Grief is certainly the most personal emotion a person can feel. To someone in a deep sadness, we say, “I understand,” “I share your pain,” but we don’t know. In mourning, we are alone. The way I would deal with the death of someone I love is different from anybody else’s experience.
There is no right or wrong answer. In the article by Alisa Bowman, “Out of grieving, Grace,” in Spirituality & Health magazine, I found some solutions to appease the dreadful pain of losing a loved one.
We have to be patient. Grieving needs time. Our previous life is shattered, and we need to start a new one. Without this person, it is useless to try to control the grief. Grief is like waves on the beach; it goes back and forth with various forces, and nothing can stop it.
We just can learn to live with it.
I liked these ways to remember our love ones, and give back when we just want to shut ourselves away. Maybe, you will like them too:
1. My favorite is to write a letter to the person we miss. We can write all the things we never got the chance to say and are heavy on our heart. Then, we set the letter on fire and watching the volute of smoke rising in the air helps us visualize our words reaching their addressees wherever they are.
2. We can light a candle in a place we cherish and has meaning to us.
3. Planting a tree or a plant is also a way to honor a person and carry on the cycle of life.
4. On the birthday of the person we loved, we can give to his/her favorite charity.
5. I like also the idea of simply being kind and dedicate it to the memory of the person we miss.
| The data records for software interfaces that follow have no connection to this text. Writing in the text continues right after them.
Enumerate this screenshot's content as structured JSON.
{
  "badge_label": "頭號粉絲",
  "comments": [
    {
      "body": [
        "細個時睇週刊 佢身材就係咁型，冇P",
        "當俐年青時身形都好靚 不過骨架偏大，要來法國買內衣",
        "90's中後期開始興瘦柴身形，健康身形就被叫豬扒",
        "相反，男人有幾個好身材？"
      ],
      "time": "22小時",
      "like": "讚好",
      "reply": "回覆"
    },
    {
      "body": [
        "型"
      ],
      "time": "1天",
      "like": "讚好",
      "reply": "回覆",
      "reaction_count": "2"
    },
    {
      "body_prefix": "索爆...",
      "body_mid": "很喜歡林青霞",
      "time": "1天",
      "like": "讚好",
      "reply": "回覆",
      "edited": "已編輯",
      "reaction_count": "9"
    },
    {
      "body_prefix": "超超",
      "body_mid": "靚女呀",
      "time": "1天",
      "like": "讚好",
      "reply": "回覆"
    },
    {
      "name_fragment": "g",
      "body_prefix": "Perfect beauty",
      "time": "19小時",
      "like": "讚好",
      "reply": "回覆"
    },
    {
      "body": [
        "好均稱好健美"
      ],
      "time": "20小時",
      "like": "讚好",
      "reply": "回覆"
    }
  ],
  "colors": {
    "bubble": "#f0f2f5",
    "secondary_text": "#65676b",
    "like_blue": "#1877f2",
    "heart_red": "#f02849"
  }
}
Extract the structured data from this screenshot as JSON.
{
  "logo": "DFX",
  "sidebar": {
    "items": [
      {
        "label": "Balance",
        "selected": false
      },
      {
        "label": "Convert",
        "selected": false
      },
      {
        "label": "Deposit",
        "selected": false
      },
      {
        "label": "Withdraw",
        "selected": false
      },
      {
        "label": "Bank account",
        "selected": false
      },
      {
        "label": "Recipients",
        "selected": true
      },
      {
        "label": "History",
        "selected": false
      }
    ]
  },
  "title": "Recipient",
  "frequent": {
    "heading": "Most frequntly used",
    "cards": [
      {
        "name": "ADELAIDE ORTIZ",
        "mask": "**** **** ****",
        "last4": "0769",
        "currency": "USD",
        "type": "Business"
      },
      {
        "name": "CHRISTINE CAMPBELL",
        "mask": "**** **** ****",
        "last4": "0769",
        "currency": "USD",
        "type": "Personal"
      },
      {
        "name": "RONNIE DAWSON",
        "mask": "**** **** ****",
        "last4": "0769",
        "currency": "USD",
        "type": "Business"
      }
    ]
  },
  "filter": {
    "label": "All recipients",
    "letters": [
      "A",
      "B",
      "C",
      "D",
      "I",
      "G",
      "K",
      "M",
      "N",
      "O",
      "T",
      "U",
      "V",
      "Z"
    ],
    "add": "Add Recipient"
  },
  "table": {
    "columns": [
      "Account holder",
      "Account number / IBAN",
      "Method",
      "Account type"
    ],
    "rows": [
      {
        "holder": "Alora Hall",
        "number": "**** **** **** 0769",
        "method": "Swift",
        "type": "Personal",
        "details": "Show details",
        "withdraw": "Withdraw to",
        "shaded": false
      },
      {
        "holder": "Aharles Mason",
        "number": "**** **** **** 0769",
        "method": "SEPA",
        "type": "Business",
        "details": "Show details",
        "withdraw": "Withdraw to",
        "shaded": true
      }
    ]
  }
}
When my aunt died, I was sad and upset because I could not go to the funeral, and I never got the chance to say goodbye to her. On the day of her funeral, I went to the bank of a lake close to my house. I sat on the grass alone. It was a bright day, and a vivid light was caressing the water. The air was crystalline and I could feel the warmth of the sun on my face. I closed my eyes, breathed deeply, and I seized the moment. I started to think about my aunt. I had these living memories of her with her giant smile and the twinkling eyes. I talked to her, trying to tell her how much I was sorry not to be at her funeral, and personal things never said when people were around . I didn’t move for a while, enjoying this peaceful and precious moment. Then, I opened my eyes. A white cloud crossed the sky driven by a sweet wind. Afar, a bird whistled to answer the call of his partner. I felt at peace and serene. We had our goodbyes.